This section is from the "Henley's Twentieth Century Formulas Recipes Processes" encyclopedia, by Norman W. Henley and others.
Prominent among natural dyestuffs is the coloring matter obtained from logwood and known as "hæmatein." The color-forming substance (or chromogen), hæmatoxylin, exists in the logwood partly free and partly as a glucoside. When pure, hæmatoxylin forms nearly colorless crystals, but on oxidation, especially in the presence of an alkali, it is converted into the coloring matter hæmatein, which forms colored lakes with metallic bases, yielding violets, blues, and blacks with various mordants. Logwood comes into commerce in the form of logs, chips, and extracts. The chips are moistened with water and exposed in heaps so as to induce fermentation, alkalies and oxidizing agents being added to promote the "curing" or oxidation. When complete and the chips have assumed a deep reddish-brown color, the decoction is made which is employed in dyeing. The extract offers convenience in transportation, storage, and use. It is now usually made from logwood chips that have not been cured. The chips are treated in an extractor, pressure often being used. The extract is sometimes adulterated with chestnut, hemlock, and quercitron extracts, and with glucose or molasses.
Fustic is the heart-wood of certain species of trees indigenous to the West Indies and tropical South America. It is sold as chips and extract, yields a coloring principle which forms lemon-yellow lakes with alumina and is chiefly used in dyeing wool. Young fustic is the heart-wood of a sumac native to the shores of the Mediterranean, which yields an orange-colored lake with alumina and tin salts.
Cutch, or catechu, is obtained from the wood and pods of the Acacia catechu, and from the betel nut, both native in India. Cutch appears in commerce in dark-brown lumps, which form a dark-brown solution with water. It contains catechu-tannic acid, as tannin and catechin, and is extensively used in weighting black silks, as a mordant for certain basic coal-tar dyes, as a brown dye on cotton, and for calico printing.
Indigo, which is obtained from the glucoside indican existing in the indigo plant and in woad, is one of the oldest dyestuffs. It is obtained from the plant by a process of fermentation and oxidation. Indigo appears in commerce in dark-blue cubical cakes, varying very much in composition as they often contain indigo red and indigo brown, besides moisture, mineral matters, and glutinous substances. Consequently the color varies. Powdered indigo dissolves in concentrated fuming sulphuric acid, forming monosulphonic and disulphonic acids. On neutralizing these solutions with sodium carbonate and precipitating the indigo carmine with common salt there is obtained the indigo extract, soluble indigo, and indigo carmine of commerce. True indigo carmine is the sodium salt of the disulphonic acid, and when sold dry it is called "indigotine."
One of the most important of the recent achievements of chemistry is the synthetic production of indigo on a commercial scale.

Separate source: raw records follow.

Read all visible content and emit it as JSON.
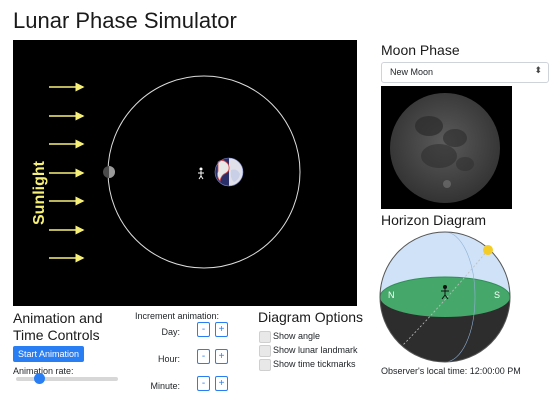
{
  "app": {
    "title": "Lunar Phase Simulator"
  },
  "orbit_view": {
    "sunlight_label": "Sunlight",
    "colors": {
      "background": "#000000",
      "arrows": "#f7f078",
      "orbit": "#dddddd",
      "moon": "#888888"
    }
  },
  "animation_controls": {
    "title": "Animation and Time Controls",
    "start_button_label": "Start Animation",
    "rate_label": "Animation rate:",
    "rate_value": 0.2,
    "increment_label": "Increment animation:",
    "increments": [
      {
        "label": "Day:",
        "minus": "-",
        "plus": "+"
      },
      {
        "label": "Hour:",
        "minus": "-",
        "plus": "+"
      },
      {
        "label": "Minute:",
        "minus": "-",
        "plus": "+"
      }
    ]
  },
  "diagram_options": {
    "title": "Diagram Options",
    "options": [
      {
        "label": "Show angle",
        "checked": false
      },
      {
        "label": "Show lunar landmark",
        "checked": false
      },
      {
        "label": "Show time tickmarks",
        "checked": false
      }
    ]
  },
  "moon_phase": {
    "title": "Moon Phase",
    "selected": "New Moon",
    "caret": "⬍"
  },
  "horizon": {
    "title": "Horizon Diagram",
    "directions": {
      "north": "N",
      "south": "S"
    },
    "local_time_label": "Observer's local time:",
    "local_time": "12:00:00 PM",
    "colors": {
      "sky": "#cfe2f7",
      "ground": "#45a86a",
      "below": "#2d2d2d",
      "sun": "#f4cc2a"
    }
  },
  "accent_color": "#2a7ef4"
}
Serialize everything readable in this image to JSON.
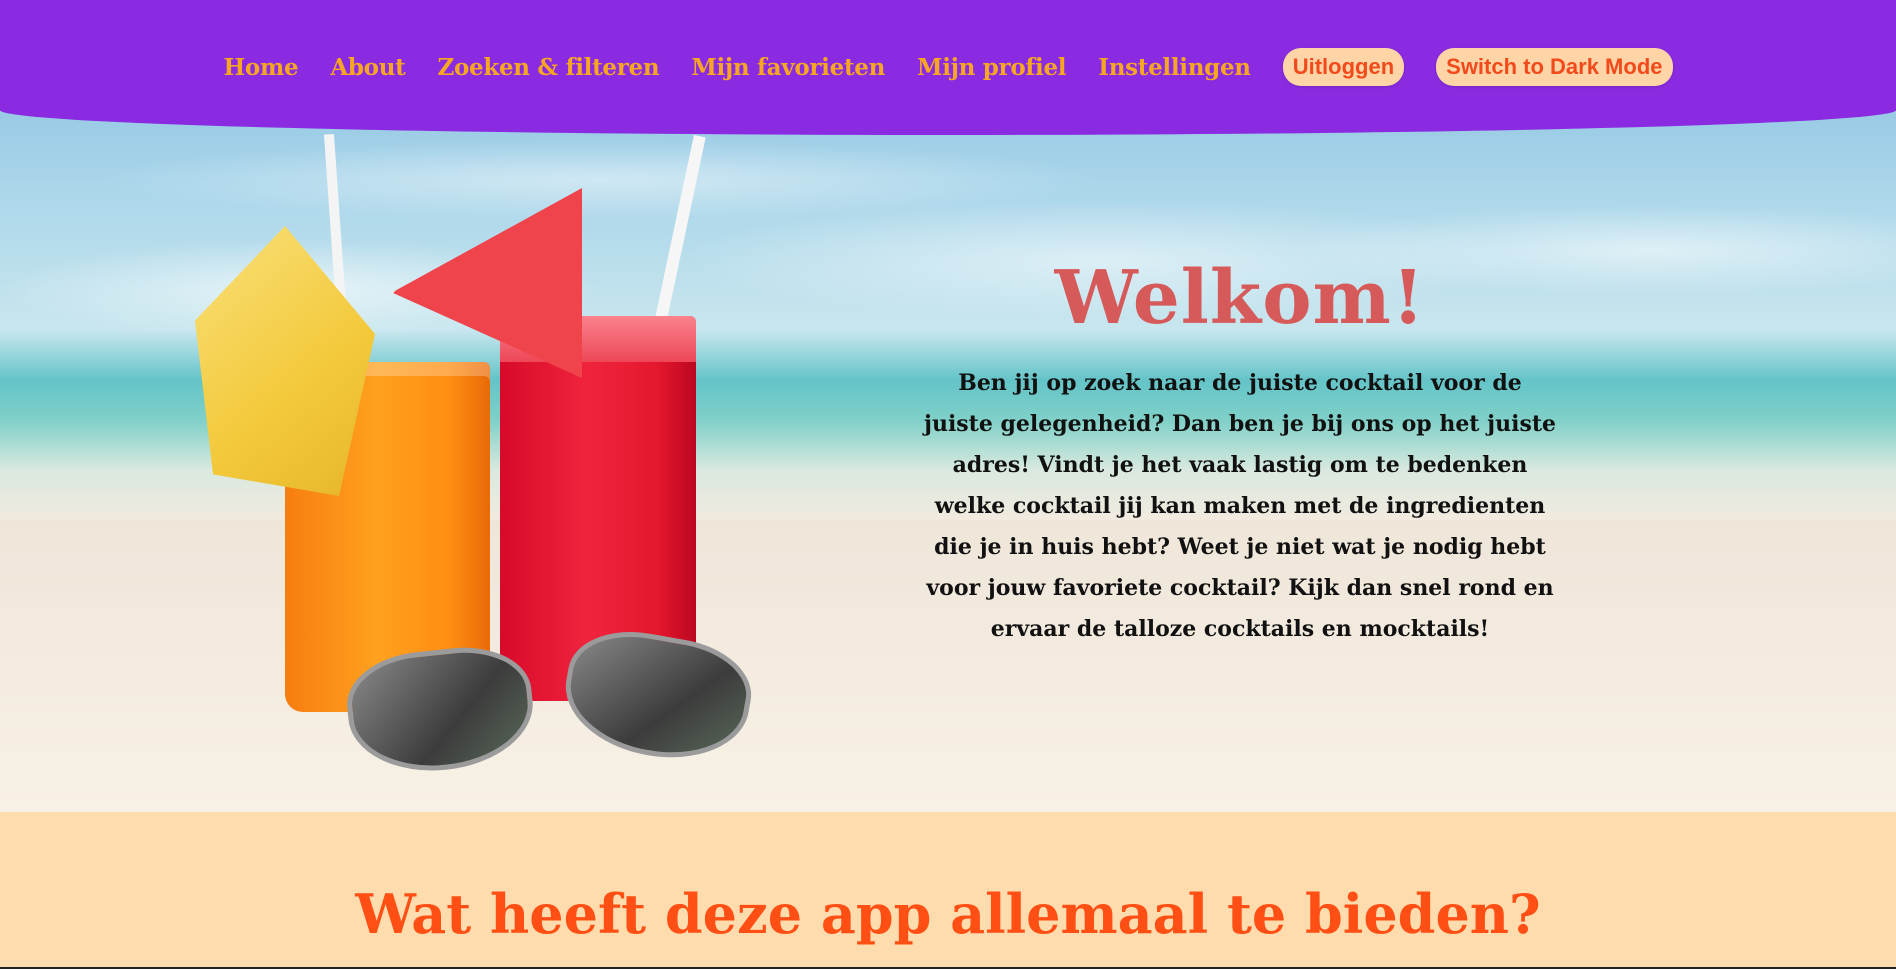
{
  "nav": {
    "links": [
      "Home",
      "About",
      "Zoeken & filteren",
      "Mijn favorieten",
      "Mijn profiel",
      "Instellingen"
    ],
    "logout_label": "Uitloggen",
    "dark_mode_label": "Switch to Dark Mode"
  },
  "hero": {
    "title": "Welkom!",
    "text": "Ben jij op zoek naar de juiste cocktail voor de juiste gelegenheid? Dan ben je bij ons op het juiste adres! Vindt je het vaak lastig om te bedenken welke cocktail jij kan maken met de ingredienten die je in huis hebt? Weet je niet wat je nodig hebt voor jouw favoriete cocktail? Kijk dan snel rond en ervaar de talloze cocktails en mocktails!"
  },
  "section": {
    "heading": "Wat heeft deze app allemaal te bieden?"
  },
  "colors": {
    "header_bg": "#8a2be2",
    "nav_text": "#f6a623",
    "pill_bg": "#ffd5a8",
    "pill_text": "#f24a1a",
    "welcome_title": "#d75a5a",
    "section_bg": "#ffdcad",
    "section_heading": "#ff4f14"
  }
}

Artificial dyestuffs assumed preponderating importance with the discovery of the lilac color mauve by Perkin in 1856, and fuchsine or magenta by Verguin in 1895, for with each succeeding year other colors have been discovered, until at the present time there are several thousand artificial organic dyes or colors on the market. Since the first of these were prepared from aniline or its derivatives the colors were known as "aniline dyes," but as a large number are now prepared from other constituents of coal tar than aniline they are better called "coal-tar dyestuffs." There are many schemes of classification. Benedikt-Knecht divides them into I, aniline or amine dyes; II, phenol dyes; III, azo dyes; IV, quinoline and acridine derivatives; V, anthracene dyes; and VI, artificial indigo.
Of the anthracene dyes, the alizarine is the most important, since this is the coloring principle of the madder. The synthesis of alizarine from anthracene was effected by Gräbe and Liebermann in 1868. This discovery produced a complete revolution in calico printing, turkey-red dyeing, and in the manufacture of madder preparations. Madder finds to-day only a very limited application in the dyeing of wool.
In textile dyeing and printing, substances called mordants are largely used, either to fix or to develop the color on the fiber. Substances of mineral origin, such as salts of aluminum, chromium, iron, copper, antimony, and tin, principally, and many others to a less extent and of organic origin, like acetic, oxalic, citric, tartaric, and lactic acid, sulphonated oils, and tannins are employed as mordants.
Iron liquor, known as black liquor or pyrolignite of iron, is made by dissolving scrap iron in pyroligneous acid. It is used as a mordant in dyeing silks and cotton and in calico printing.
Red liquor is a solution of aluminum acetate in acetic acid, and is produced by acting on calcium or lead acetate solutions with aluminum sulphate or the double alums, the supernatant liquid forming the red liquor. The red liquor of the trade is often the sulpho-acetate of alumina resulting when the quantity of calcium or lead acetate is insufficient to completely decompose the aluminum salt. Ordinarily the solutions have a dark-brown color and a strong pyroligneous odor. It is called red liquor because it was first used in dyeing reds.
It is employed as a mordant by the cotton dyer and largely by the printer.